### AIM OF THE TASK
Your answer should hold every line of the records below that contains the string "title".

### DATA EXCERPTS

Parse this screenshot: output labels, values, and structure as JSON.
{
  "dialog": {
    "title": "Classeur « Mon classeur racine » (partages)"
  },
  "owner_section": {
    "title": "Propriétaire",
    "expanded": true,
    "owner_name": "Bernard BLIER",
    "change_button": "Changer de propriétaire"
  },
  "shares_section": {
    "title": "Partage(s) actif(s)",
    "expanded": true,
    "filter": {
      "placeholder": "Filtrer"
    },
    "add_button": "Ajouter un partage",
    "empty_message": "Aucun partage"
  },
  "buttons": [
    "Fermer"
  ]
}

### EXPECTED OUTPUT
    "title": "Classeur « Mon classeur racine » (partages)"
    "title": "Propriétaire",
    "title": "Partage(s) actif(s)",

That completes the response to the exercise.